## Task prompt
The entries below are to be reproduced exactly, with their pictures omitted.

(Entries taken from a collection)
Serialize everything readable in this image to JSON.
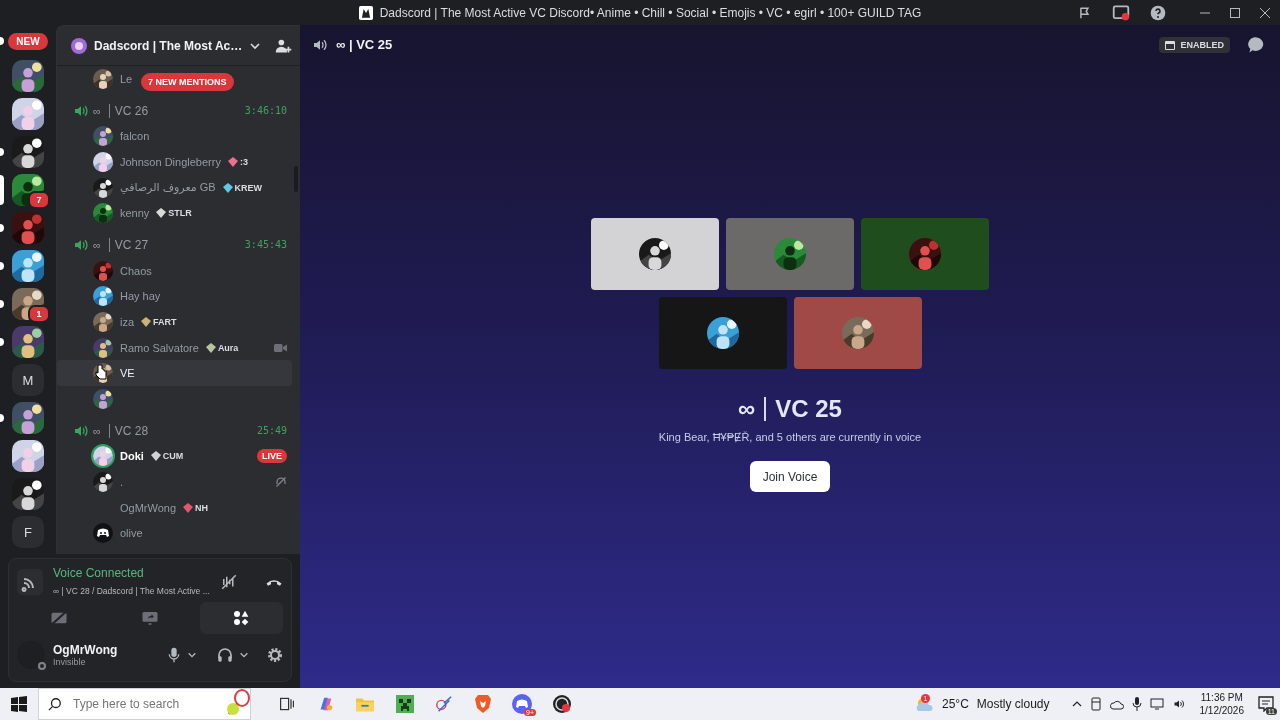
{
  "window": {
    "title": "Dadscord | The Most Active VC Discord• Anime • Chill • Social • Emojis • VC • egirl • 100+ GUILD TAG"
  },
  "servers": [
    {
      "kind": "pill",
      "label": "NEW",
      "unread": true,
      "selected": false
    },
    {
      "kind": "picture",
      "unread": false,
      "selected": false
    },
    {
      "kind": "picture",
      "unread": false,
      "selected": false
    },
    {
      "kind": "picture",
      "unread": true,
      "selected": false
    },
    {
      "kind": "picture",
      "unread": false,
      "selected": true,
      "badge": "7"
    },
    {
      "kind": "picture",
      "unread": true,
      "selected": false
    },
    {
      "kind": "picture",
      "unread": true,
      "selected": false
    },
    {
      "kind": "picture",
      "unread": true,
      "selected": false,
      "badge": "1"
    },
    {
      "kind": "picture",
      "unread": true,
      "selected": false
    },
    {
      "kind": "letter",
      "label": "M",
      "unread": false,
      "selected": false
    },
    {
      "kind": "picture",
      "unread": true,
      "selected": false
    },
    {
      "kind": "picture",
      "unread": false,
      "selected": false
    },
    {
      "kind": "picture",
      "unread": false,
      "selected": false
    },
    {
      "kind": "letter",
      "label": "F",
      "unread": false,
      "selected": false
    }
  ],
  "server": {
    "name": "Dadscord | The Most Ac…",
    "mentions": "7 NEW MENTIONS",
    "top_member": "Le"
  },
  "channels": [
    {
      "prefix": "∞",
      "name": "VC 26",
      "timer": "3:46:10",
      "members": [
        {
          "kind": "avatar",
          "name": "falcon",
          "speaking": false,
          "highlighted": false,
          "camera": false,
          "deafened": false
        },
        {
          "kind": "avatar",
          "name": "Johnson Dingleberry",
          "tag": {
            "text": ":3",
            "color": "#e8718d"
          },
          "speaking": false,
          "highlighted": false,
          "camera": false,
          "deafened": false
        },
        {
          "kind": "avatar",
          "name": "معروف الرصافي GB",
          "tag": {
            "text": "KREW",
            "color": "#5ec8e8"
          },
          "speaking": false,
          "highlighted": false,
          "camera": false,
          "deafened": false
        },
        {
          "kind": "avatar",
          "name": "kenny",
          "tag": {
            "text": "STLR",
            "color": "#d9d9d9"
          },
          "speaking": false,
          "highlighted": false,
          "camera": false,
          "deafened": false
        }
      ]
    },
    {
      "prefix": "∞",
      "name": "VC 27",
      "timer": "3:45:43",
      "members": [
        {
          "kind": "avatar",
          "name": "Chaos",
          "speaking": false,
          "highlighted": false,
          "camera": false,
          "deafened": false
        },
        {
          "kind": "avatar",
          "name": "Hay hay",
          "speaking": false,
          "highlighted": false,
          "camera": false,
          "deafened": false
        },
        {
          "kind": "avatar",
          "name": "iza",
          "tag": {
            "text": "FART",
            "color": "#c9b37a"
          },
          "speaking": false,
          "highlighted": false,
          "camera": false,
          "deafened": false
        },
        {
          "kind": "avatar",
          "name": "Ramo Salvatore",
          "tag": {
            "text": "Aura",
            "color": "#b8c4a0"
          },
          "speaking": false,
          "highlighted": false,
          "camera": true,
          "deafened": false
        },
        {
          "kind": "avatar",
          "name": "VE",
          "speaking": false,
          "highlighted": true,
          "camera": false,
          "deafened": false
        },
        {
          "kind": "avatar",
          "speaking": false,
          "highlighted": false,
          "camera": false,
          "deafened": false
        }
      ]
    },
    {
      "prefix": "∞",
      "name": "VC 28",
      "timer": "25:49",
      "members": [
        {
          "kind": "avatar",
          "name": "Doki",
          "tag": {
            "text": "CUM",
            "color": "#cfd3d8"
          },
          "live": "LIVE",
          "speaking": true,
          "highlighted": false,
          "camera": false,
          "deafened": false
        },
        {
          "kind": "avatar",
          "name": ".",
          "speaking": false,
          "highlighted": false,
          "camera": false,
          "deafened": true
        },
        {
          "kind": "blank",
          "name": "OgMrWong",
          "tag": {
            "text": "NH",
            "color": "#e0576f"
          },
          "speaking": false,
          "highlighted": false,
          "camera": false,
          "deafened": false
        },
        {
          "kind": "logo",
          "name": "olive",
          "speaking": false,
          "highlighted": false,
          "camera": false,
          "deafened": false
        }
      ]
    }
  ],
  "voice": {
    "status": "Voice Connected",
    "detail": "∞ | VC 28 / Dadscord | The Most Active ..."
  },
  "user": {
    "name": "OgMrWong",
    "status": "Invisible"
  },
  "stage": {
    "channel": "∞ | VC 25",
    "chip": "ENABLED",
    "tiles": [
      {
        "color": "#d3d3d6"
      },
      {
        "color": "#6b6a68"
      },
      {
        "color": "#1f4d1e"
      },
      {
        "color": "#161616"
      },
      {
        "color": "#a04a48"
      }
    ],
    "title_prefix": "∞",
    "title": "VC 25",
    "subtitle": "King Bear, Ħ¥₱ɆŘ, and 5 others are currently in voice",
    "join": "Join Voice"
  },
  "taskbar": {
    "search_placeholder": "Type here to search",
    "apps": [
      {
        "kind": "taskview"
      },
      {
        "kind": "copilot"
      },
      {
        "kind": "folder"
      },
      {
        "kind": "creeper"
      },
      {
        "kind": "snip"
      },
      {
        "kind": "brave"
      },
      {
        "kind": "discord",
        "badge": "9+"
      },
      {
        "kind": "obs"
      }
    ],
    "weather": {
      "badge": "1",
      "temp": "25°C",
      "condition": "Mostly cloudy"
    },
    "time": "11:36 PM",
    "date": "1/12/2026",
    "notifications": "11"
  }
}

## Result for this exercise
Serialize everything readable in this image to JSON.
{
  "window": {
    "title": "Dadscord | The Most Active VC Discord• Anime • Chill • Social • Emojis • VC • egirl • 100+ GUILD TAG"
  },
  "servers": [
    {
      "kind": "pill",
      "label": "NEW",
      "unread": true,
      "selected": false
    },
    {
      "kind": "picture",
      "unread": false,
      "selected": false
    },
    {
      "kind": "picture",
      "unread": false,
      "selected": false
    },
    {
      "kind": "picture",
      "unread": true,
      "selected": false
    },
    {
      "kind": "picture",
      "unread": false,
      "selected": true,
      "badge": "7"
    },
    {
      "kind": "picture",
      "unread": true,
      "selected": false
    },
    {
      "kind": "picture",
      "unread": true,
      "selected": false
    },
    {
      "kind": "picture",
      "unread": true,
      "selected": false,
      "badge": "1"
    },
    {
      "kind": "picture",
      "unread": true,
      "selected": false
    },
    {
      "kind": "letter",
      "label": "M",
      "unread": false,
      "selected": false
    },
    {
      "kind": "picture",
      "unread": true,
      "selected": false
    },
    {
      "kind": "picture",
      "unread": false,
      "selected": false
    },
    {
      "kind": "picture",
      "unread": false,
      "selected": false
    },
    {
      "kind": "letter",
      "label": "F",
      "unread": false,
      "selected": false
    }
  ],
  "server": {
    "name": "Dadscord | The Most Ac…",
    "mentions": "7 NEW MENTIONS",
    "top_member": "Le"
  },
  "channels": [
    {
      "prefix": "∞",
      "name": "VC 26",
      "timer": "3:46:10",
      "members": [
        {
          "kind": "avatar",
          "name": "falcon",
          "speaking": false,
          "highlighted": false,
          "camera": false,
          "deafened": false
        },
        {
          "kind": "avatar",
          "name": "Johnson Dingleberry",
          "tag": {
            "text": ":3",
            "color": "#e8718d"
          },
          "speaking": false,
          "highlighted": false,
          "camera": false,
          "deafened": false
        },
        {
          "kind": "avatar",
          "name": "معروف الرصافي GB",
          "tag": {
            "text": "KREW",
            "color": "#5ec8e8"
          },
          "speaking": false,
          "highlighted": false,
          "camera": false,
          "deafened": false
        },
        {
          "kind": "avatar",
          "name": "kenny",
          "tag": {
            "text": "STLR",
            "color": "#d9d9d9"
          },
          "speaking": false,
          "highlighted": false,
          "camera": false,
          "deafened": false
        }
      ]
    },
    {
      "prefix": "∞",
      "name": "VC 27",
      "timer": "3:45:43",
      "members": [
        {
          "kind": "avatar",
          "name": "Chaos",
          "speaking": false,
          "highlighted": false,
          "camera": false,
          "deafened": false
        },
        {
          "kind": "avatar",
          "name": "Hay hay",
          "speaking": false,
          "highlighted": false,
          "camera": false,
          "deafened": false
        },
        {
          "kind": "avatar",
          "name": "iza",
          "tag": {
            "text": "FART",
            "color": "#c9b37a"
          },
          "speaking": false,
          "highlighted": false,
          "camera": false,
          "deafened": false
        },
        {
          "kind": "avatar",
          "name": "Ramo Salvatore",
          "tag": {
            "text": "Aura",
            "color": "#b8c4a0"
          },
          "speaking": false,
          "highlighted": false,
          "camera": true,
          "deafened": false
        },
        {
          "kind": "avatar",
          "name": "VE",
          "speaking": false,
          "highlighted": true,
          "camera": false,
          "deafened": false
        },
        {
          "kind": "avatar",
          "speaking": false,
          "highlighted": false,
          "camera": false,
          "deafened": false
        }
      ]
    },
    {
      "prefix": "∞",
      "name": "VC 28",
      "timer": "25:49",
      "members": [
        {
          "kind": "avatar",
          "name": "Doki",
          "tag": {
            "text": "CUM",
            "color": "#cfd3d8"
          },
          "live": "LIVE",
          "speaking": true,
          "highlighted": false,
          "camera": false,
          "deafened": false
        },
        {
          "kind": "avatar",
          "name": ".",
          "speaking": false,
          "highlighted": false,
          "camera": false,
          "deafened": true
        },
        {
          "kind": "blank",
          "name": "OgMrWong",
          "tag": {
            "text": "NH",
            "color": "#e0576f"
          },
          "speaking": false,
          "highlighted": false,
          "camera": false,
          "deafened": false
        },
        {
          "kind": "logo",
          "name": "olive",
          "speaking": false,
          "highlighted": false,
          "camera": false,
          "deafened": false
        }
      ]
    }
  ],
  "voice": {
    "status": "Voice Connected",
    "detail": "∞ | VC 28 / Dadscord | The Most Active ..."
  },
  "user": {
    "name": "OgMrWong",
    "status": "Invisible"
  },
  "stage": {
    "channel": "∞ | VC 25",
    "chip": "ENABLED",
    "tiles": [
      {
        "color": "#d3d3d6"
      },
      {
        "color": "#6b6a68"
      },
      {
        "color": "#1f4d1e"
      },
      {
        "color": "#161616"
      },
      {
        "color": "#a04a48"
      }
    ],
    "title_prefix": "∞",
    "title": "VC 25",
    "subtitle": "King Bear, Ħ¥₱ɆŘ, and 5 others are currently in voice",
    "join": "Join Voice"
  },
  "taskbar": {
    "search_placeholder": "Type here to search",
    "apps": [
      {
        "kind": "taskview"
      },
      {
        "kind": "copilot"
      },
      {
        "kind": "folder"
      },
      {
        "kind": "creeper"
      },
      {
        "kind": "snip"
      },
      {
        "kind": "brave"
      },
      {
        "kind": "discord",
        "badge": "9+"
      },
      {
        "kind": "obs"
      }
    ],
    "weather": {
      "badge": "1",
      "temp": "25°C",
      "condition": "Mostly cloudy"
    },
    "time": "11:36 PM",
    "date": "1/12/2026",
    "notifications": "11"
  }
}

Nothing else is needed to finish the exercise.